Prospective, population-based cohort study.Objectives.
To examine whether worker demographic, pain, disability, and psychosocial variables, assessed soon after work-related back pain disability onset, predict 6-month work disability.Summary of Background Data.
Greater age, pain, and physical disability, and certain psychosocial characteristics may be risk factors for prolonged back pain-related work disability, although many studies have been small, findings have been inconsistent, and some psychosocial variables have not been examined prospectively.Methods.
Workers (N = 1,068) completed telephone interviews assessing demographic, pain, disability, and psychosocial variables 18 days (median) after submitting Workers’ Compensation back pain disability claims. Administrative measures of work disability 6 months after claim submission were obtained.Results.
At 6 months, 196 workers (18.4%) were receiving work disability compensation. Age, race, education, and baseline pain and disability were significant predictors of 6-month disability. Adjusting for baseline demographics, pain, disability, and other psychosocial variables, high work fear-avoidance (odds ratio, 4.6; 95% confidence interval, 1.6–13.7) and very low recovery expectations (odds ratio, 3.1, 95% confidence interval, 1.5–6.5) were significant independent predictors.Conclusions.

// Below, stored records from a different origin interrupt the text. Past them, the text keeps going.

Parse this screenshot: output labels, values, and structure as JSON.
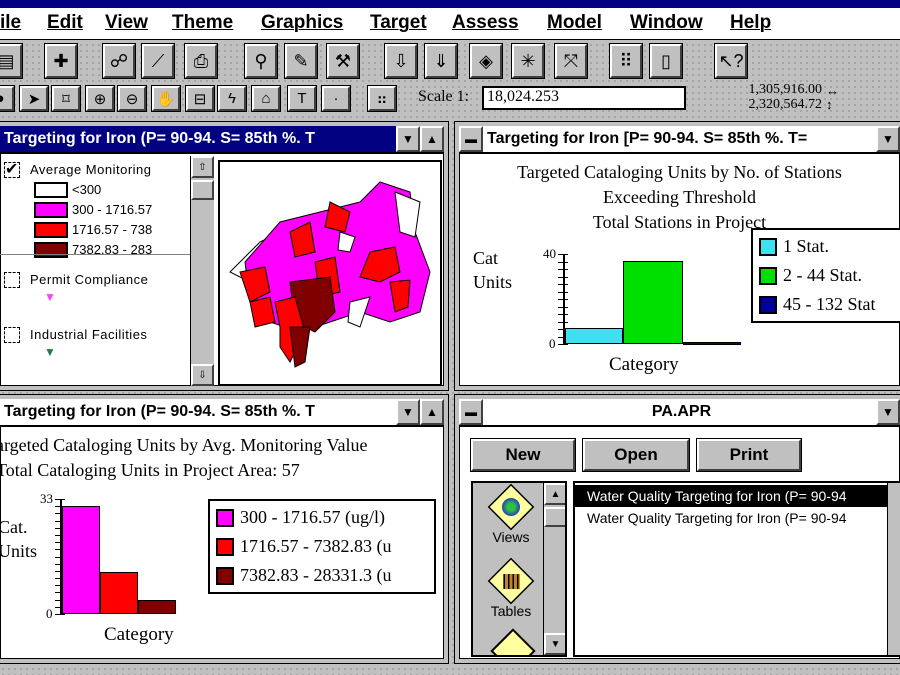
{
  "menu": [
    "ile",
    "Edit",
    "View",
    "Theme",
    "Graphics",
    "Target",
    "Assess",
    "Model",
    "Window",
    "Help"
  ],
  "toolbar1": [
    {
      "icon": "save-icon",
      "g": "▤"
    },
    {
      "icon": "add-theme-icon",
      "g": "✚"
    },
    {
      "icon": "theme-properties-icon",
      "g": "☍"
    },
    {
      "icon": "edit-legend-icon",
      "g": "⟋"
    },
    {
      "icon": "print-icon",
      "g": "⎙"
    },
    {
      "icon": "find-icon",
      "g": "⚲"
    },
    {
      "icon": "query-icon",
      "g": "✎"
    },
    {
      "icon": "tools-icon",
      "g": "⚒"
    },
    {
      "icon": "select-theme-icon",
      "g": "⇩"
    },
    {
      "icon": "load-theme-icon",
      "g": "⇓"
    },
    {
      "icon": "zoom-active-icon",
      "g": "◈"
    },
    {
      "icon": "zoom-in-full-icon",
      "g": "✳"
    },
    {
      "icon": "zoom-out-full-icon",
      "g": "⤧"
    },
    {
      "icon": "layout-icon",
      "g": "⠿"
    },
    {
      "icon": "page-icon",
      "g": "▯"
    },
    {
      "icon": "help-pointer-icon",
      "g": "↖?"
    }
  ],
  "toolbar2": [
    {
      "icon": "identify-icon",
      "g": "●"
    },
    {
      "icon": "pointer-icon",
      "g": "➤"
    },
    {
      "icon": "vertex-edit-icon",
      "g": "⌑"
    },
    {
      "icon": "zoom-in-icon",
      "g": "⊕"
    },
    {
      "icon": "zoom-out-icon",
      "g": "⊖"
    },
    {
      "icon": "pan-icon",
      "g": "✋"
    },
    {
      "icon": "measure-icon",
      "g": "⊟"
    },
    {
      "icon": "hotlink-icon",
      "g": "ϟ"
    },
    {
      "icon": "label-icon",
      "g": "⌂"
    },
    {
      "icon": "text-icon",
      "g": "T"
    },
    {
      "icon": "draw-point-icon",
      "g": "·"
    },
    {
      "icon": "snap-icon",
      "g": "⠶"
    }
  ],
  "scale": {
    "label": "Scale 1:",
    "value": "18,024.253"
  },
  "coords": {
    "x": "1,305,916.00",
    "y": "2,320,564.72"
  },
  "colors": {
    "active_title": "#000080",
    "magenta": "#ff00ff",
    "red": "#ff0000",
    "dark_red": "#800000",
    "cyan": "#40e0f0",
    "green": "#00e000",
    "blue": "#0000a0"
  },
  "view_window": {
    "title": "Targeting for Iron (P= 90-94. S= 85th %. T",
    "themes": [
      {
        "name": "Average Monitoring",
        "checked": true,
        "classes": [
          {
            "label": "<300",
            "color": "#ffffff"
          },
          {
            "label": "300 - 1716.57",
            "color": "#ff00ff"
          },
          {
            "label": "1716.57 - 738",
            "color": "#ff0000"
          },
          {
            "label": "7382.83 - 283",
            "color": "#800000"
          }
        ]
      },
      {
        "name": "Permit Compliance",
        "checked": false,
        "symbol_color": "#ff40ff"
      },
      {
        "name": "Industrial Facilities",
        "checked": false,
        "symbol_color": "#208040"
      }
    ]
  },
  "chart1_window": {
    "title": "Targeting for Iron [P= 90-94. S= 85th %. T="
  },
  "chart2_window": {
    "title": "Targeting for Iron (P= 90-94. S= 85th %. T"
  },
  "chart_data": [
    {
      "type": "bar",
      "title": [
        "Targeted Cataloging Units by No. of Stations",
        "Exceeding Threshold",
        "Total Stations in Project"
      ],
      "xlabel": "Category",
      "ylabel": [
        "Cat",
        "Units"
      ],
      "ylim": [
        0,
        40
      ],
      "legend": "right",
      "series": [
        {
          "name": "1 Stat.",
          "values": [
            7
          ],
          "color": "#40e0f0"
        },
        {
          "name": "2 - 44 Stat.",
          "values": [
            37
          ],
          "color": "#00e000"
        },
        {
          "name": "45 - 132 Stat",
          "values": [
            1
          ],
          "color": "#0000a0"
        }
      ]
    },
    {
      "type": "bar",
      "title": [
        "argeted Cataloging Units by Avg. Monitoring Value",
        "Total Cataloging Units in Project Area: 57"
      ],
      "xlabel": "Category",
      "ylabel": [
        "Cat.",
        "Units"
      ],
      "ylim": [
        0,
        33
      ],
      "legend": "right",
      "series": [
        {
          "name": "300 - 1716.57 (ug/l)",
          "values": [
            31
          ],
          "color": "#ff00ff"
        },
        {
          "name": "1716.57 - 7382.83 (u",
          "values": [
            12
          ],
          "color": "#ff0000"
        },
        {
          "name": "7382.83 - 28331.3 (u",
          "values": [
            4
          ],
          "color": "#800000"
        }
      ]
    }
  ],
  "project_window": {
    "title": "PA.APR",
    "buttons": [
      "New",
      "Open",
      "Print"
    ],
    "doc_types": [
      "Views",
      "Tables"
    ],
    "items": [
      "Water Quality Targeting for Iron (P= 90-94",
      "Water Quality Targeting for Iron (P= 90-94"
    ],
    "selected_index": 0
  }
}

Among individuals with acute work-related back pain, high pain and disability, low recovery expectations, and fears that work may increase pain or cause harm are risk factors for chronic work disability.